The Fifth Circuit Court of Appeals created a test, which is not the law in Massachusetts at this time, to determine whether labor and material will be considered “contract work” or “corrective work.” The test involves weighing the following factors: (1) the value of the materials, (2) the original contract specifications, (3) the unexpected nature of the work, and (4) the importance of the materials to the operation of the system in which they are used. U.S. for Use of Georgia Elec. Supply Co., Inc. v. U.S. Fidelity & Guaranty Co., 656 F.2d 993, 996 (5th Cir. 1981).

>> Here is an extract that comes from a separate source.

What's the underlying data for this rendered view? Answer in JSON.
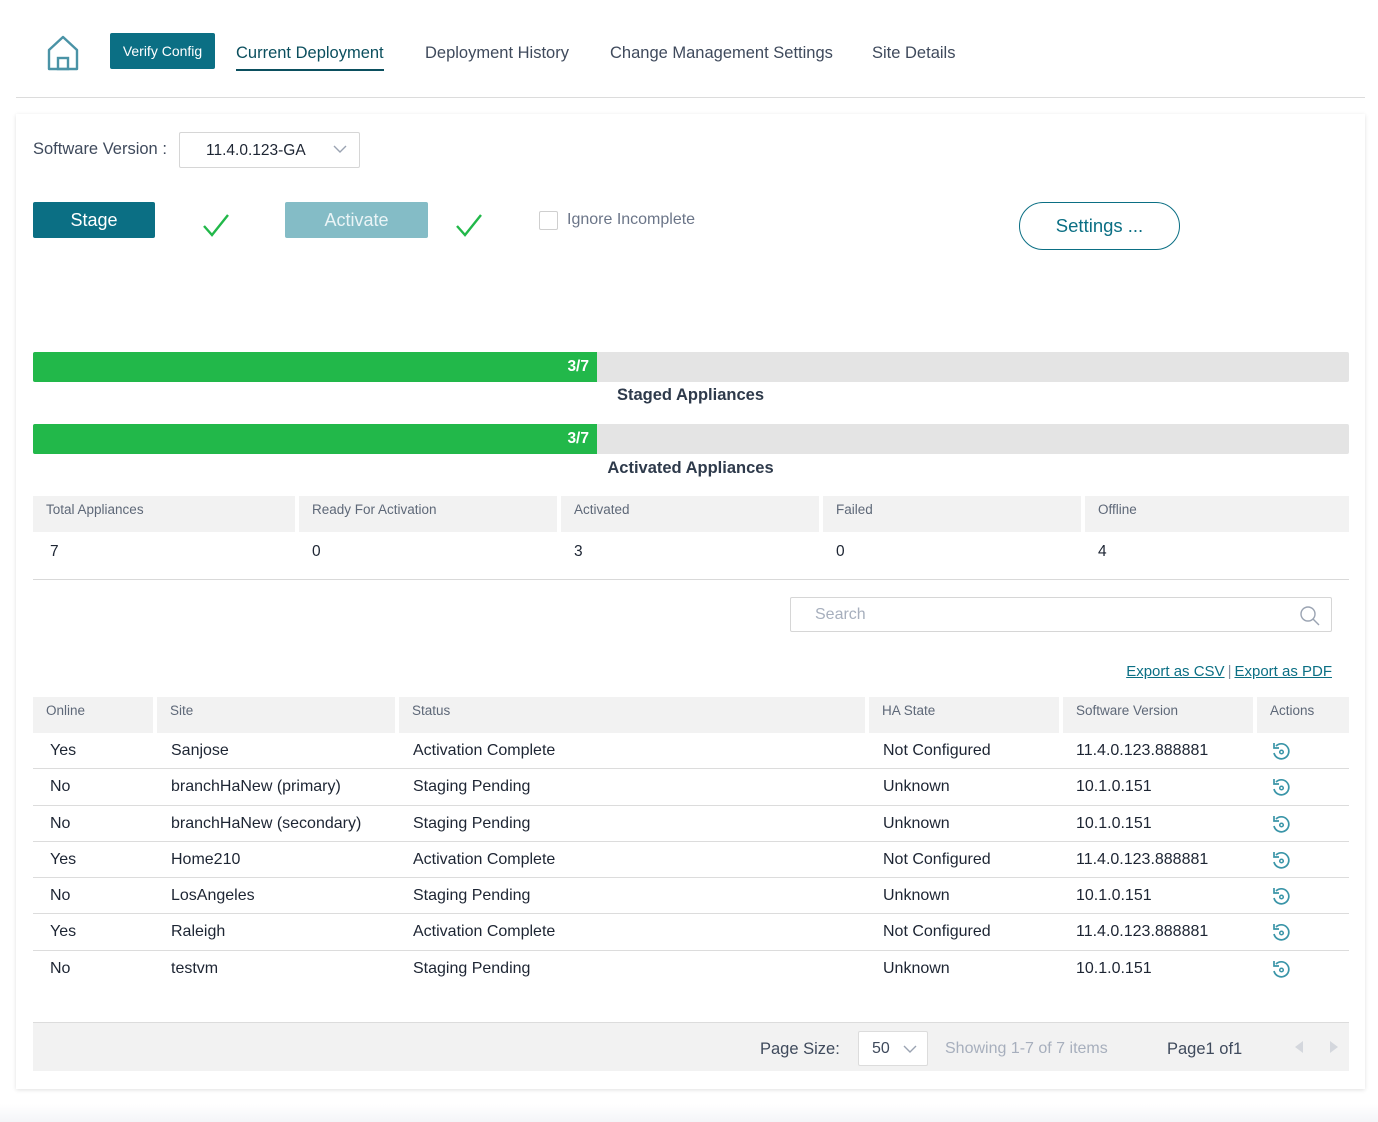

This standard was adopted by the Eleventh Circuit Court of Appeals in Southern Steel Co, Inc. v. United Pacific Ins. Co., 935 F.2d 1201 (11th Cir. 1991). Based on the four above factors, the Court held that work to replace defective locks in a county jail were arguably “contract work” as repair or replacement of defective locks was called for under the original contract; replacement of the locks necessary due to circumstances outside the subcontractor’s control, and were therefore unexpected; that functional locks were deemed very important to operating the jail; and, given the circumstances of the case, the unclear value of the work was immaterial.
Additionally, the Fifth Circuit’s test is applied in Miller Act claims before the District Court for New Jersey. In U.S. v. Fidelity & Deposit Co. of Maryland, the court held that operation and maintenance manuals, provided approximately one year after the other subcontract material and labor, were “contract work” within the meaning of the Miller Act, and therefore tolled the statute of limitations until the date upon which they were provided. 999 F.Supp. 734, 747 (D. NJ 1998). In applying the test from the Fifth Circuit, the court held that the value of the manuals ($5,000) was substantial, regardless of the overall subcontract value ($700,000); that contract specifications specifically provided for the provision of the manuals; that an item containing instructions for repairing equipment does not make that item itself a repair item; and that the manuals were sufficiently important to operating the equipment provided under the contract.
What This Means for Subcontractors and Material Suppliers on Federal Construction Projects in Massachusetts
While the Fifth Circuit’s standard is similar to the standard followed in Massachusetts, it arguably applies a more predictable standard for determining whether the work is “contract work.” The benefit of the four-factor test developed by the Fifth Circuit is that it allows courts to assess standard categories for the work and allows flexibility to value more persuasive factors at a higher value, as opposed to missing or unclear factors. The Fifth Circuit’s test could be adopted by the Massachusetts federal court, as there is currently some ambiguity about what constitutes a date last worked on federal projects remains.
The above information is only meant to provide a general summary regarding rights and obligations for recovering under payment bonds provided on federal public construction projects. Because each project presents a different set of facts, the process and outcome of attempting to recover under a project payment bond will vary depending on the circumstances. If you are uncertain about anything regarding your company’s ability to recover under a payment bond, you should contact Massachusetts construction attorney to ensure the necessary steps are taken to achieve the best possible outcome.
 In U.S. for Use of Georgia Elec. Supply Co., Inc. v. U.S. Fidelity & Guaranty Co. the Fifth Circuit Court of Appeals interpreted Georgia state law, the language of which mirrors the language of the Miller Act.